A special election — asking voters whether the planning commission should be elected — will be June 6.

In March, Tom Morphet and nine other sponsors of the petition garnered 317 signatures, more than the required 260, to get the question on the ballot. A positive vote would make the seven-member body elected to three-year staggered terms.

A controversial planning commission meeting in December motivated Morphet to seek turning the commission into an elected body after the commission voted 3-2 to permit a heliport at 24 Mile Haines Highway and recommended filling two vacant seats with incumbent commissioners over two professional engineers. The decision to permit the heliport was later overturned by the assembly.

Proponents of electing planning commissioners argue that commissioners will be more accountable to the public if they’re elected, that the appointment process is overly politicized and that commissioners have a history of voting based on personal agendas over the public interest.

Planning Commissioner Diana Lapham disputes those claims. She argues that the appointing commissioners takes politics out of an otherwise political electoral process.

“We have a rubric of how we vote for new members, highest value wins the seat,” Lapham said. “From there we make a recommendation to the Mayor. (The Mayor) has full authority to rule against us, or agree.

“From there it goes to the assembly for approval. The commission and the Mayor look for a balanced commission. By making the seats on the planning commission elected, then you have a political commission.”

Despite the commission voting for long-time commissioner Rob Goldberg, he was removed from the commission by Mayor Douglas Olerud late last year. He’d served on the commission for 20 years and served as chair for nearly half that time. He says recent decisions have resulted in a planning commission that is ideologically homogenous, made up mostly of people who live within the townsite.

“We’ve ended up with a planning commission that essentially votes as a block,” Goldberg said. “There is very little diversity in point of view of the people on the commission. I don’t think that point of view represents the will of the people of the borough.”

Current chair Zack Ferrin thinks the opposite is true and says the planning commission has a track record of including members with diverse viewpoints, made up of residents who don’t necessarily want to get involved in politics but still want to serve the community.

“You get people like me,” Ferrin said. “I have no desire to run for assembly, but I do still feel that my time is valuable, and the planning commission is a good way to do that. It’s a good way to be heard. That being said, if the yes passes, we’re going to get politicians.”

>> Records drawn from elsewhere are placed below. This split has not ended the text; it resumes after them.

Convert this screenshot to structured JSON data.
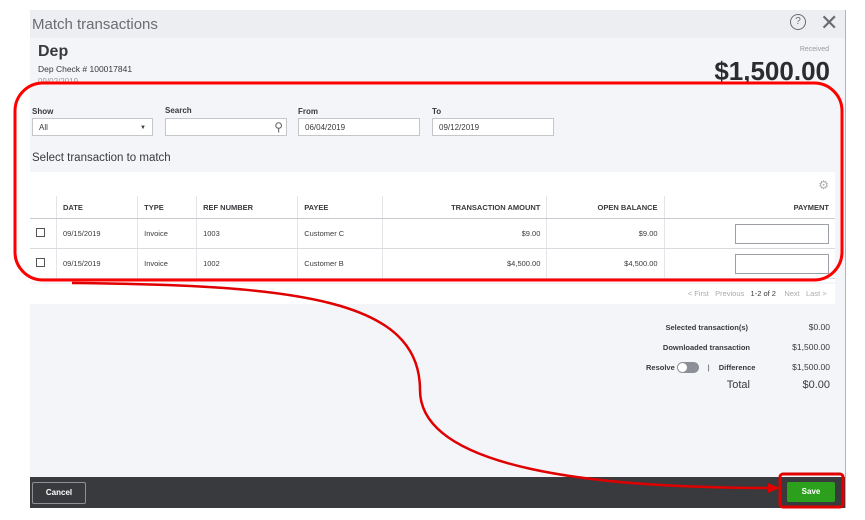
{
  "title": "Match transactions",
  "header": {
    "name": "Dep",
    "check": "Dep Check # 100017841",
    "date": "09/02/2019",
    "received_label": "Received",
    "amount": "$1,500.00"
  },
  "filters": {
    "show_label": "Show",
    "show_value": "All",
    "search_label": "Search",
    "search_value": "",
    "from_label": "From",
    "from_value": "06/04/2019",
    "to_label": "To",
    "to_value": "09/12/2019"
  },
  "section_title": "Select transaction to match",
  "table": {
    "columns": [
      "DATE",
      "TYPE",
      "REF NUMBER",
      "PAYEE",
      "TRANSACTION AMOUNT",
      "OPEN BALANCE",
      "PAYMENT"
    ],
    "rows": [
      {
        "date": "09/15/2019",
        "type": "Invoice",
        "ref": "1003",
        "payee": "Customer C",
        "amount": "$9.00",
        "balance": "$9.00",
        "payment": ""
      },
      {
        "date": "09/15/2019",
        "type": "Invoice",
        "ref": "1002",
        "payee": "Customer B",
        "amount": "$4,500.00",
        "balance": "$4,500.00",
        "payment": ""
      }
    ]
  },
  "pagination": {
    "first": "< First",
    "previous": "Previous",
    "range": "1-2 of 2",
    "next": "Next",
    "last": "Last >"
  },
  "summary": {
    "selected_label": "Selected transaction(s)",
    "selected_value": "$0.00",
    "downloaded_label": "Downloaded transaction",
    "downloaded_value": "$1,500.00",
    "resolve_label": "Resolve",
    "resolve_on": false,
    "separator": "|",
    "difference_label": "Difference",
    "difference_value": "$1,500.00",
    "total_label": "Total",
    "total_value": "$0.00"
  },
  "footer": {
    "cancel": "Cancel",
    "save": "Save"
  },
  "colors": {
    "save": "#2ca01c",
    "annotation": "#ff0000",
    "footer": "#393a3d"
  }
}
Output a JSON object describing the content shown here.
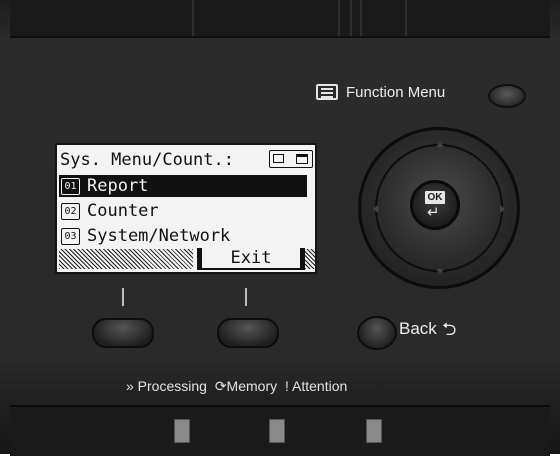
{
  "panel": {
    "function_menu_label": "Function Menu",
    "back_label": "Back",
    "back_symbol": "⮌"
  },
  "lcd": {
    "title": "Sys. Menu/Count.:",
    "items": [
      {
        "num": "01",
        "label": "Report",
        "selected": true
      },
      {
        "num": "02",
        "label": "Counter",
        "selected": false
      },
      {
        "num": "03",
        "label": "System/Network",
        "selected": false
      }
    ],
    "softkey_right": "Exit"
  },
  "ok_button": {
    "label": "OK",
    "symbol": "↵"
  },
  "indicators": {
    "processing": "» Processing",
    "memory": "⟳Memory",
    "attention": "! Attention"
  }
}
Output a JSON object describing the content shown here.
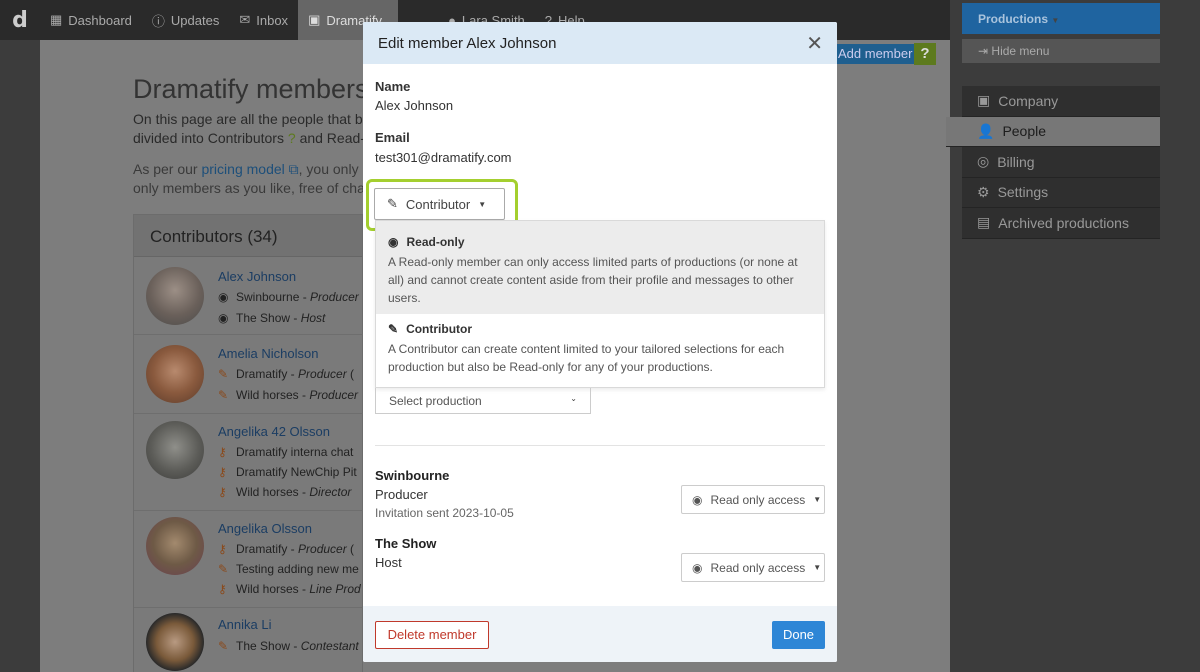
{
  "nav": {
    "logo": "d",
    "items": [
      {
        "label": "Dashboard",
        "icon": "dashboard-icon"
      },
      {
        "label": "Updates",
        "icon": "info-icon"
      },
      {
        "label": "Inbox",
        "icon": "inbox-icon"
      },
      {
        "label": "Dramatify",
        "icon": "briefcase-icon"
      },
      {
        "label": "Lara Smith",
        "icon": "user-icon"
      },
      {
        "label": "Help",
        "icon": "help-icon"
      }
    ]
  },
  "page": {
    "title": "Dramatify members",
    "intro_line1": "On this page are all the people that bel",
    "intro_line2": "divided into Contributors",
    "intro_line2b": "and Read-o",
    "intro2_line1a": "As per our",
    "intro2_link": "pricing model",
    "intro2_line1b": ", you only pa",
    "intro2_line2": "only members as you like, free of charge",
    "add_member": "Add member",
    "help": "?",
    "contributors_heading": "Contributors (34)",
    "members": [
      {
        "name": "Alex Johnson",
        "lines": [
          {
            "icon": "eye",
            "prod": "Swinbourne",
            "role": "Producer"
          },
          {
            "icon": "eye",
            "prod": "The Show",
            "role": "Host"
          }
        ]
      },
      {
        "name": "Amelia Nicholson",
        "lines": [
          {
            "icon": "pen",
            "prod": "Dramatify",
            "role": "Producer"
          },
          {
            "icon": "pen",
            "prod": "Wild horses",
            "role": "Producer"
          }
        ]
      },
      {
        "name": "Angelika 42 Olsson",
        "lines": [
          {
            "icon": "key",
            "prod": "Dramatify interna chat",
            "role": ""
          },
          {
            "icon": "key",
            "prod": "Dramatify NewChip Pit",
            "role": ""
          },
          {
            "icon": "key",
            "prod": "Wild horses",
            "role": "Director"
          }
        ]
      },
      {
        "name": "Angelika Olsson",
        "lines": [
          {
            "icon": "key",
            "prod": "Dramatify",
            "role": "Producer"
          },
          {
            "icon": "pen",
            "prod": "Testing adding new me",
            "role": ""
          },
          {
            "icon": "key",
            "prod": "Wild horses",
            "role": "Line Prod"
          }
        ]
      },
      {
        "name": "Annika Li",
        "lines": [
          {
            "icon": "pen",
            "prod": "The Show",
            "role": "Contestant"
          }
        ]
      }
    ]
  },
  "sidebar": {
    "productions": "Productions",
    "hide_menu": "Hide menu",
    "items": [
      {
        "label": "Company",
        "icon": "briefcase-icon"
      },
      {
        "label": "People",
        "icon": "people-icon"
      },
      {
        "label": "Billing",
        "icon": "coins-icon"
      },
      {
        "label": "Settings",
        "icon": "gear-icon"
      },
      {
        "label": "Archived productions",
        "icon": "archive-icon"
      }
    ]
  },
  "modal": {
    "title": "Edit member Alex Johnson",
    "name_label": "Name",
    "name_value": "Alex Johnson",
    "email_label": "Email",
    "email_value": "test301@dramatify.com",
    "role_selected": "Contributor",
    "role_options": [
      {
        "title": "Read-only",
        "desc": "A Read-only member can only access limited parts of productions (or none at all) and cannot create content aside from their profile and messages to other users."
      },
      {
        "title": "Contributor",
        "desc": "A Contributor can create content limited to your tailored selections for each production but also be Read-only for any of your productions."
      }
    ],
    "select_production": "Select production",
    "productions": [
      {
        "name": "Swinbourne",
        "role": "Producer",
        "invite": "Invitation sent 2023-10-05",
        "access": "Read only access"
      },
      {
        "name": "The Show",
        "role": "Host",
        "invite": "",
        "access": "Read only access"
      }
    ],
    "delete_label": "Delete member",
    "done_label": "Done"
  },
  "colors": {
    "highlight": "#a4cf2f",
    "primary": "#2e86d6",
    "danger": "#c0392b",
    "modal_header": "#dbe9f5"
  }
}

Sarah Chapell was one of 10 sponsors who circulated the petition. She says she was motivated to get involved largely because she wanted a conversation to take place about making changes to a commission she thinks requires more accountability.

“I think there is a problem that needs to be solved, and maybe electing our planning commission could help that process,” Chapell said. “It’s a body that has a lot of power. I think bringing questions to the electorate is generally a good way to make decisions.”

Travis Eckhoff was recently appointed to the planning commission. He was passed over by commission members when he applied, but Mayor Olerud appointed him anyway. A professional engineer, Eckhoff said while it’s great that the public has the opportunity to vote on the matter, he thinks commission members should be appointed based on professional qualifications and experience subject to the approval of the assembly.

“This minimizes political influence in the planning process while allowing elected representatives a chance to weigh in on appointments on behalf of their constituents,” he said.

Morphet circulated a petition in 2018 that placed on the ballot a question about whether or not voters wanted to elect members of the planning commission, port and harbor advisory committee, public safety commission and tourism advisory board. The initiative failed 592, to 277.

All Haines Borough advisory boards are appointed bodies. Petersburg is the only community in Southeast that elects its planning commission members.